question is whether Plaintiff willfully violated the order,
and whether the violation prejudiced Defendant. Plaintiff
argues this case is not a “black-and-white
determination of willfulness” because her refusal to
comply with the Court's order was not “in
deliberate and contumacious disregard for the Court's
directives.” (Doc. 56, p. 5). Plaintiff instead states,
both in her response and while at the clinic, that she
refused to undergo the test because she feared she would
suffer an allergic reaction from the aquarium in Dr.
Bell's clinic. The evidence suggests otherwise. In
addition to complaining about Dr. Bell's fish tank,
Plaintiff shouted repeatedly that the skin-prick test would
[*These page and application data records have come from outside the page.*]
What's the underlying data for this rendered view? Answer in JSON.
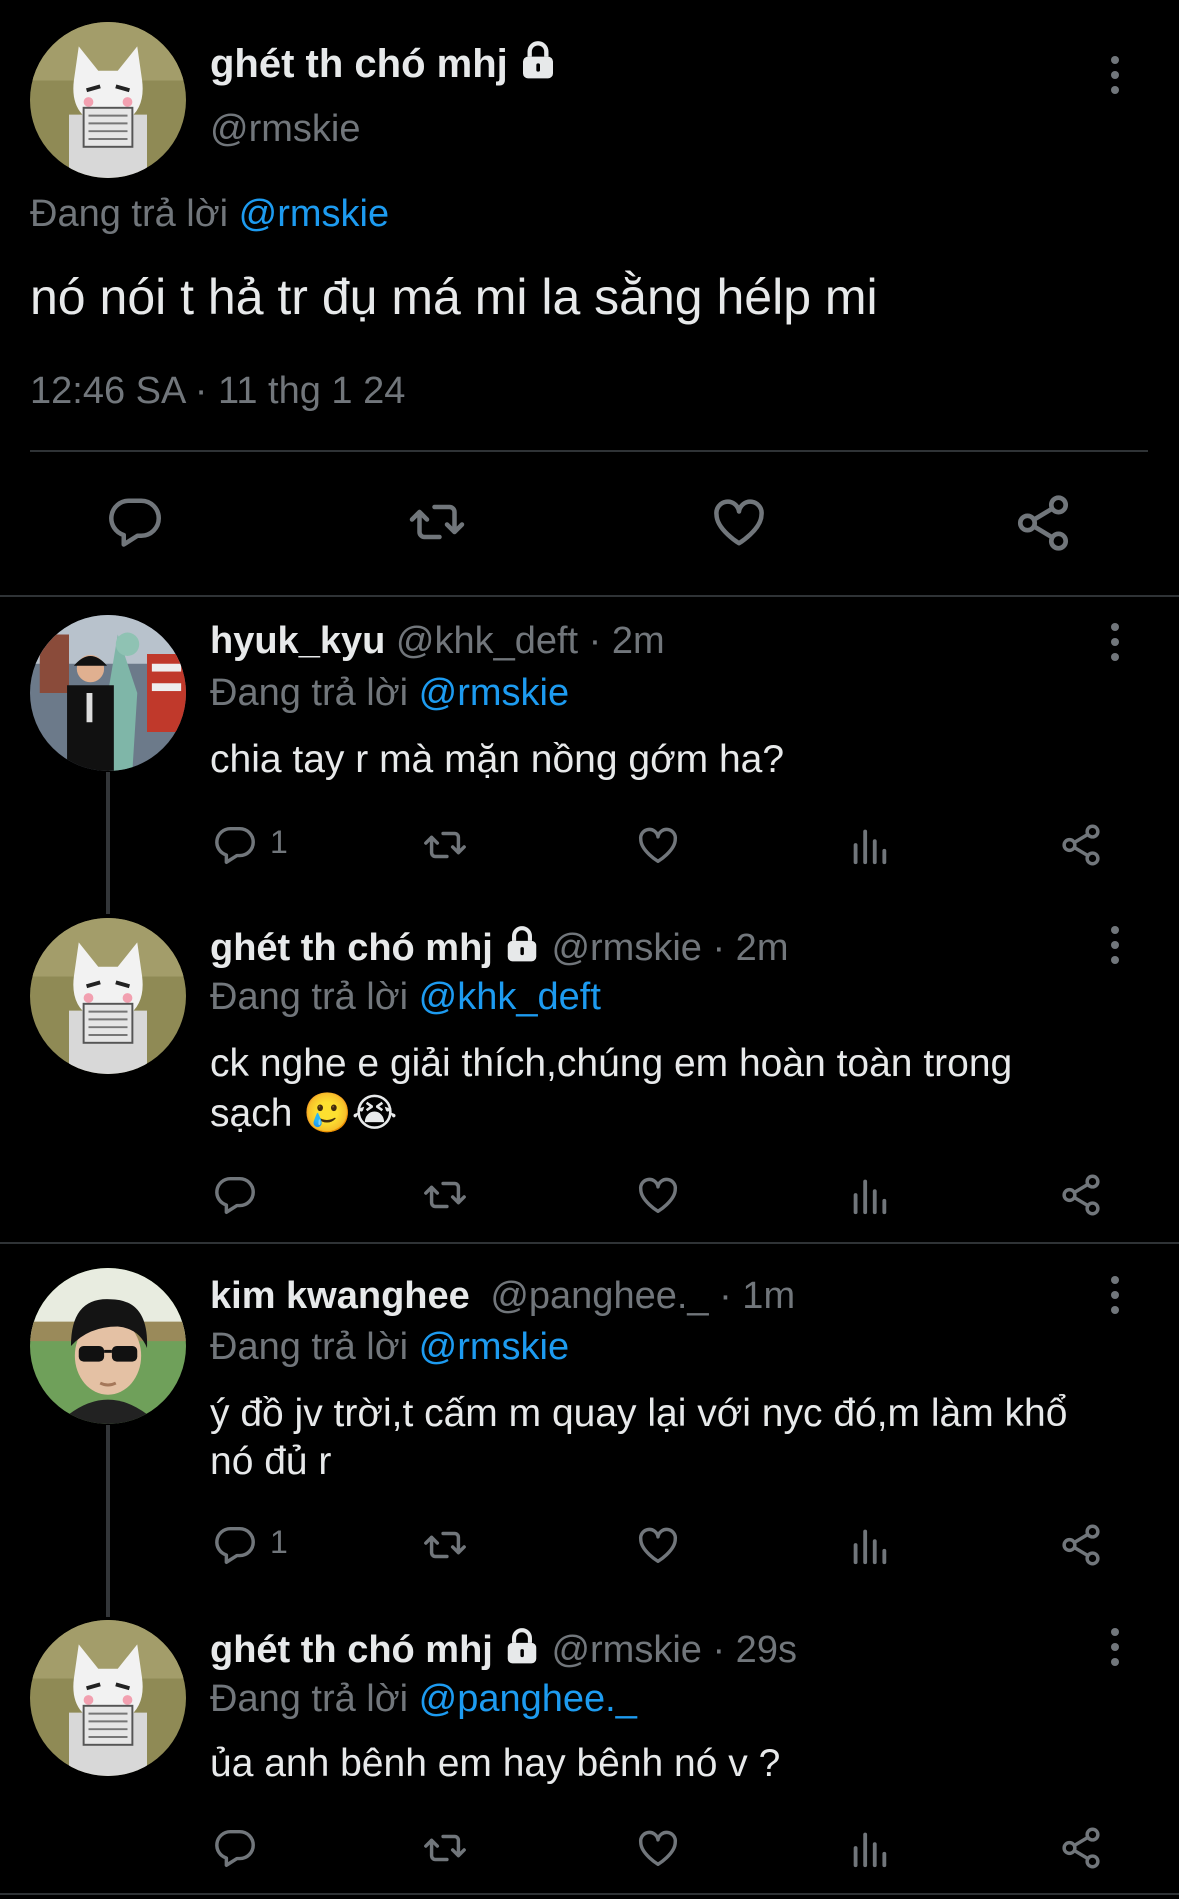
{
  "main_tweet": {
    "display_name": "ghét th chó mhj",
    "handle": "@rmskie",
    "replying_prefix": "Đang trả lời",
    "replying_to": "@rmskie",
    "text": "nó nói t hả tr đụ má mi la sằng hélp mi",
    "timestamp": "12:46 SA · 11 thg 1 24"
  },
  "replies": [
    {
      "display_name": "hyuk_kyu",
      "handle": "@khk_deft",
      "time": "· 2m",
      "replying_prefix": "Đang trả lời",
      "replying_to": "@rmskie",
      "text": "chia tay r mà mặn nồng gớm ha?",
      "reply_count": "1"
    },
    {
      "display_name": "ghét th chó mhj",
      "handle": "@rmskie",
      "time": "· 2m",
      "replying_prefix": "Đang trả lời",
      "replying_to": "@khk_deft",
      "text_line1": "ck nghe e giải thích,chúng em hoàn toàn trong",
      "text_line2": "sạch 🥲😭",
      "reply_count": ""
    },
    {
      "display_name": "kim kwanghee",
      "handle": "@panghee._",
      "time": "· 1m",
      "replying_prefix": "Đang trả lời",
      "replying_to": "@rmskie",
      "text_line1": "ý đồ jv trời,t cấm m quay lại với nyc đó,m làm khổ",
      "text_line2": "nó đủ r",
      "reply_count": "1"
    },
    {
      "display_name": "ghét th chó mhj",
      "handle": "@rmskie",
      "time": "· 29s",
      "replying_prefix": "Đang trả lời",
      "replying_to": "@panghee._",
      "text": "ủa anh bênh em hay bênh nó v ?",
      "reply_count": ""
    }
  ],
  "icons": [
    "reply-icon",
    "retweet-icon",
    "like-icon",
    "views-icon",
    "share-icon",
    "lock-icon",
    "more-icon"
  ],
  "colors": {
    "background": "#000000",
    "text": "#e7e9ea",
    "muted": "#71767b",
    "link": "#1d9bf0",
    "divider": "#2f3336"
  }
}
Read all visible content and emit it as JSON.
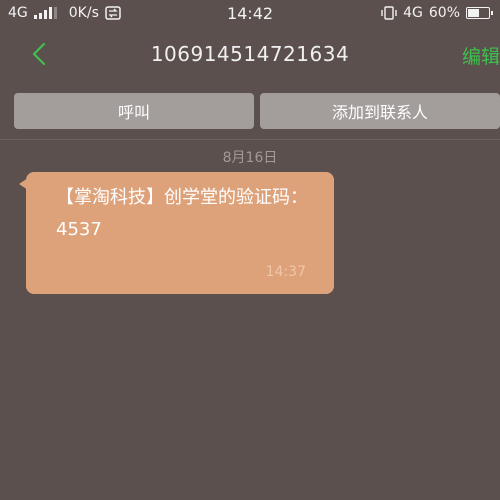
{
  "status_bar": {
    "network": "4G",
    "speed": "0K/s",
    "time": "14:42",
    "network_right": "4G",
    "battery_percent": "60%",
    "battery_level": 0.6
  },
  "header": {
    "title": "106914514721634",
    "edit_label": "编辑"
  },
  "actions": {
    "call_label": "呼叫",
    "add_contact_label": "添加到联系人"
  },
  "conversation": {
    "date": "8月16日",
    "messages": [
      {
        "text": "【掌淘科技】创学堂的验证码：4537",
        "time": "14:37"
      }
    ]
  },
  "colors": {
    "background": "#5b504d",
    "accent": "#3fbf4e",
    "bubble": "#dea27a",
    "button": "#a39d9b"
  }
}
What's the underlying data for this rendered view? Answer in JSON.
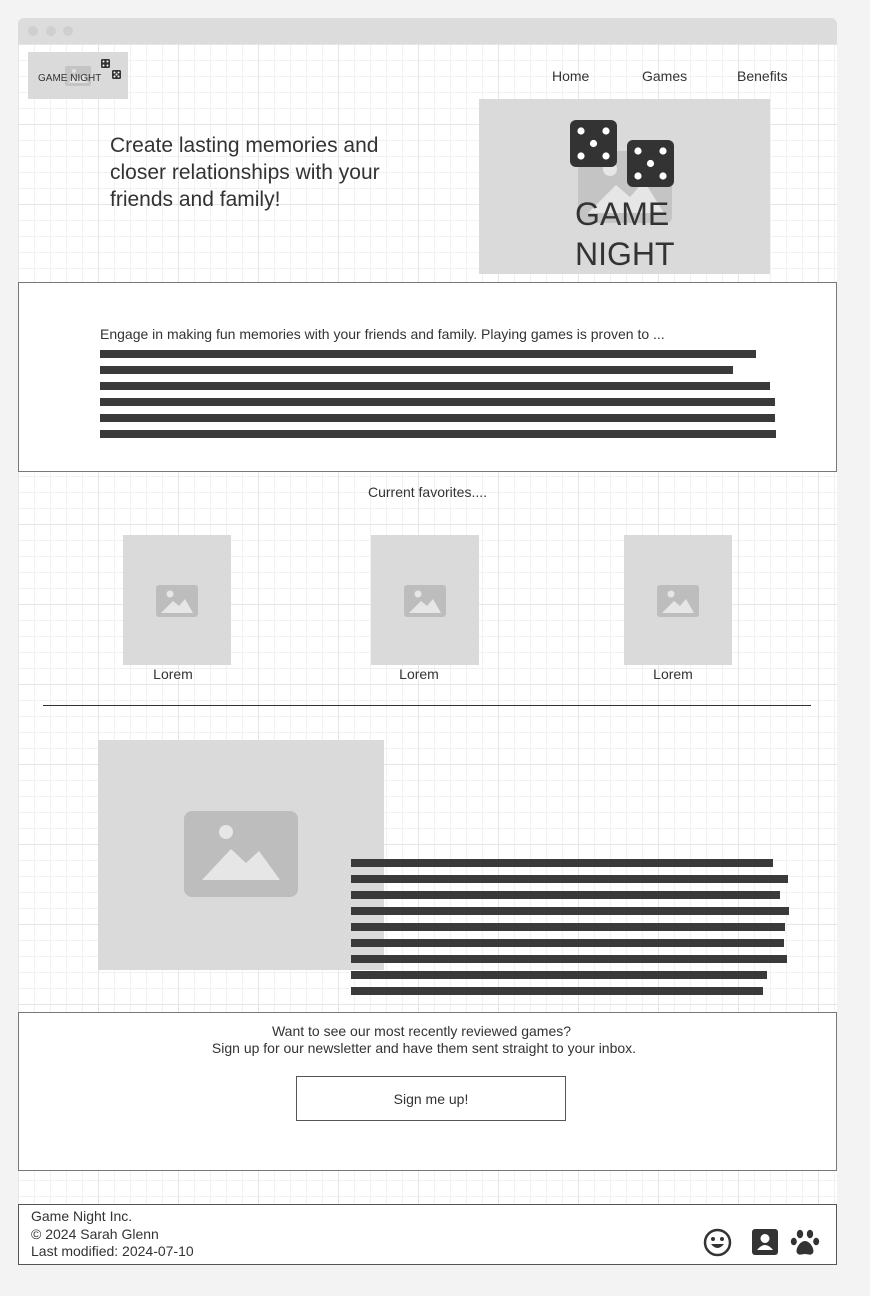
{
  "logo": {
    "text": "GAME NIGHT"
  },
  "nav": {
    "items": [
      "Home",
      "Games",
      "Benefits"
    ]
  },
  "hero": {
    "headline": "Create lasting memories and closer relationships with your friends and family!",
    "banner_line1": "GAME",
    "banner_line2": "NIGHT"
  },
  "intro": {
    "text": "Engage in making fun memories with your friends and family. Playing games is proven to ..."
  },
  "favorites": {
    "heading": "Current favorites....",
    "items": [
      {
        "label": "Lorem"
      },
      {
        "label": "Lorem"
      },
      {
        "label": "Lorem"
      }
    ]
  },
  "newsletter": {
    "line1": "Want to see our most recently reviewed games?",
    "line2": "Sign up for our newsletter and have them sent straight to your inbox.",
    "button_label": "Sign me up!"
  },
  "footer": {
    "company": "Game Night Inc.",
    "copyright": "© 2024 Sarah Glenn",
    "modified": "Last modified: 2024-07-10",
    "icons": [
      "smiley-icon",
      "contact-card-icon",
      "paw-icon"
    ]
  },
  "colors": {
    "placeholder": "#dadada",
    "text_bar": "#3a3a3a",
    "icon": "#333333"
  }
}
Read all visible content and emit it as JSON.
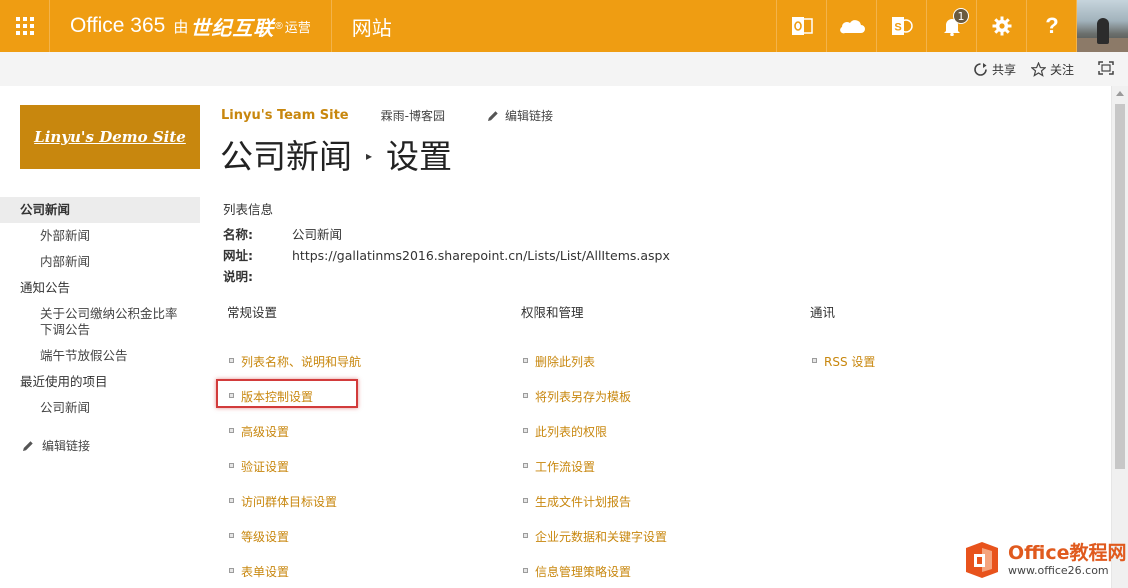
{
  "colors": {
    "suite_bar": "#ef9d12",
    "accent_link": "#c8870e",
    "highlight_box": "#d23b3b"
  },
  "suite": {
    "brand": "Office 365",
    "by": "由",
    "operator": "世纪互联",
    "operated": "运营",
    "app_name": "网站",
    "notifications_count": "1",
    "icons": [
      "waffle-icon",
      "outlook-icon",
      "onedrive-icon",
      "sharepoint-icon",
      "bell-icon",
      "gear-icon",
      "help-icon"
    ]
  },
  "actions": {
    "share": "共享",
    "follow": "关注"
  },
  "site_logo_text": "Linyu's Demo Site",
  "topnav": {
    "team_site": "Linyu's Team Site",
    "blog": "霖雨-博客园",
    "edit_links": "编辑链接"
  },
  "title": {
    "list": "公司新闻",
    "page": "设置"
  },
  "leftnav": {
    "items": [
      {
        "label": "公司新闻",
        "level": 0,
        "selected": true
      },
      {
        "label": "外部新闻",
        "level": 1
      },
      {
        "label": "内部新闻",
        "level": 1
      },
      {
        "label": "通知公告",
        "level": 0
      },
      {
        "label": "关于公司缴纳公积金比率下调公告",
        "level": 1
      },
      {
        "label": "端午节放假公告",
        "level": 1
      },
      {
        "label": "最近使用的项目",
        "level": 0
      },
      {
        "label": "公司新闻",
        "level": 1
      }
    ],
    "edit_links": "编辑链接"
  },
  "list_info": {
    "header": "列表信息",
    "name_label": "名称:",
    "name_value": "公司新闻",
    "url_label": "网址:",
    "url_value": "https://gallatinms2016.sharepoint.cn/Lists/List/AllItems.aspx",
    "desc_label": "说明:"
  },
  "columns": {
    "general": {
      "title": "常规设置",
      "links": [
        "列表名称、说明和导航",
        "版本控制设置",
        "高级设置",
        "验证设置",
        "访问群体目标设置",
        "等级设置",
        "表单设置"
      ]
    },
    "permissions": {
      "title": "权限和管理",
      "links": [
        "删除此列表",
        "将列表另存为模板",
        "此列表的权限",
        "工作流设置",
        "生成文件计划报告",
        "企业元数据和关键字设置",
        "信息管理策略设置"
      ]
    },
    "communications": {
      "title": "通讯",
      "links": [
        "RSS 设置"
      ]
    }
  },
  "watermark": {
    "title": "Office教程网",
    "url": "www.office26.com"
  }
}
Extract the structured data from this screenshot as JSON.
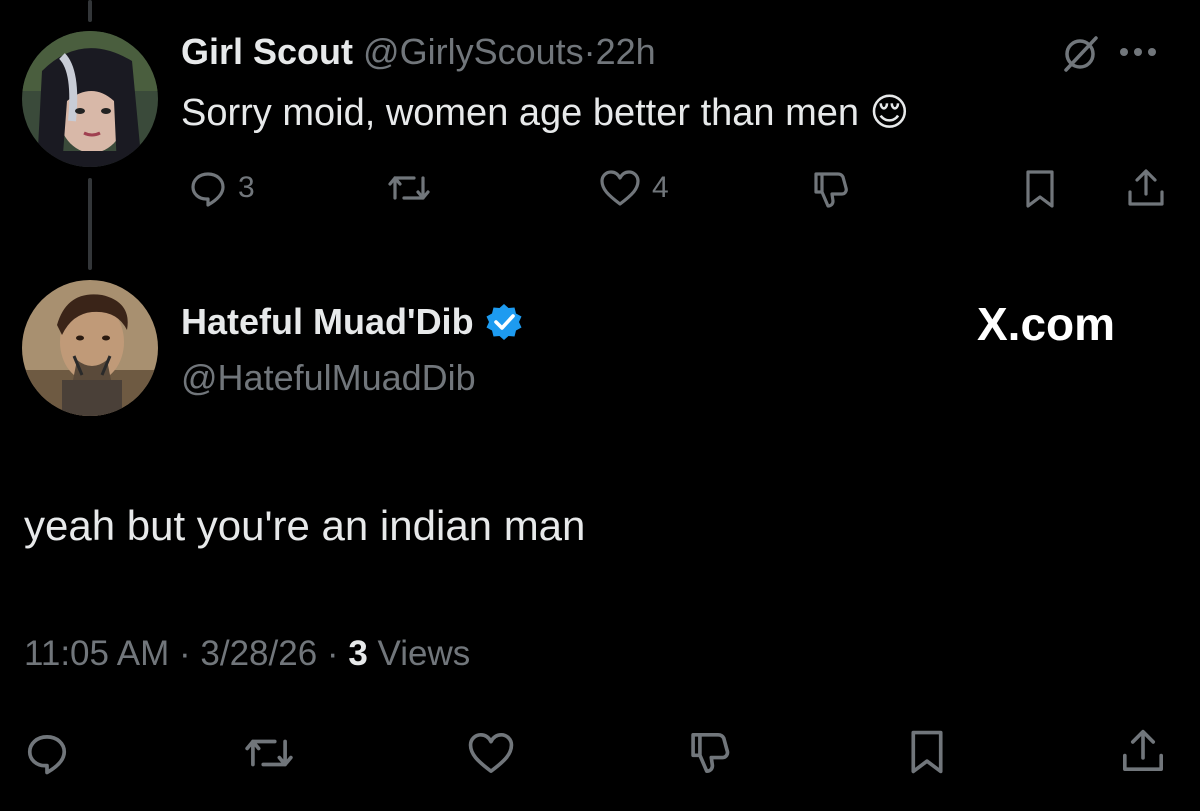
{
  "parent_tweet": {
    "display_name": "Girl Scout",
    "handle": "@GirlyScouts",
    "separator": "·",
    "time_ago": "22h",
    "text": "Sorry moid, women age better than men 😌",
    "actions": {
      "reply_count": "3",
      "like_count": "4"
    }
  },
  "reply_tweet": {
    "display_name": "Hateful Muad'Dib",
    "handle": "@HatefulMuadDib",
    "watermark": "X.com",
    "text": "yeah but you're an indian man",
    "meta": {
      "time": "11:05 AM",
      "sep1": "·",
      "date": "3/28/26",
      "sep2": "·",
      "views_count": "3",
      "views_label": "Views"
    }
  },
  "colors": {
    "background": "#000000",
    "text_primary": "#e7e9ea",
    "text_secondary": "#71767b",
    "verified_blue": "#1d9bf0"
  }
}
cause her to suffer an allergic reaction, that she would not
allow the clinic staff to touch her skin, and that she
refused to “choos[e] death by Dr. Bell.” (Doc.
49, Ex. 2-A, Video: Hedberg Clinic Parking Lot on September
14, 2018 (2018) (on file with Court)). Clinic staff sought to
alleviate Plaintiff's concerns about the aquarium by
guiding her through a back entrance away from the fish tank.
though her opinion ultimately is unreliable, even
Plaintiff's physician, Dr. Merritt testified that the
mere presence of fish in sitting water would not cause
Plaintiff to suffer an allergic reaction. (Doc. 36-1, p. 20).
Dr. Merritt specified that if Plaintiff does in fact suffer
from a seafood-based allergy, it is more likely attributable
to aerosolized proteins and cross-contamination of cooked
fish. (Doc. 36-1, p. 20). It is not enough, according to Dr.
Merritt, for Plaintiff to smell “a fish in the
water” because there “wouldn't be enough
airborne allergen.” (Doc. 36-1, p. 14). Rather, Dr.
Merritt speculated that what “might be causing”
Plaintiff's allergic reaction is airborne allergens
released from the boiled vapors of cooked fish. (Doc. 36-1,
repeatedly refused the clinic staff's proposed entry
accommodation to allow her to avoid the fish tank, and
Plaintiff's own physician testified that a fish tank
poses no significant risk to Plaintiff. The scene regarding
the fish tank is nothing more than pretext to avoid the Court
ordered skin-prick test. The Court's order clearly
required Plaintiff to submit to a skin-prick test under the
direction of Dr. Bell, and Plaintiff made a conscious
decision not to enter the clinic for that purpose. Plaintiff
willfully and deliberately violated the Court's
final issue is whether Defendant suffered prejudice.
Plaintiff's medical condition, specifically whether she
has a seafood allergy, is in dispute. (Doc. 47). The
existence of an allergy is crucial to her disability-based
claim. Her repeated refusal to undergo a skin-prick test
following blood test results that were negative for
indicators of a seafood allergy ensures that neither party
has access to objective evidence of her condition, which both
parties acknowledge her claim presently lacks. Such prejudice
is significant. Having found each of the necessary elements,
the Court finds that dismissal of ...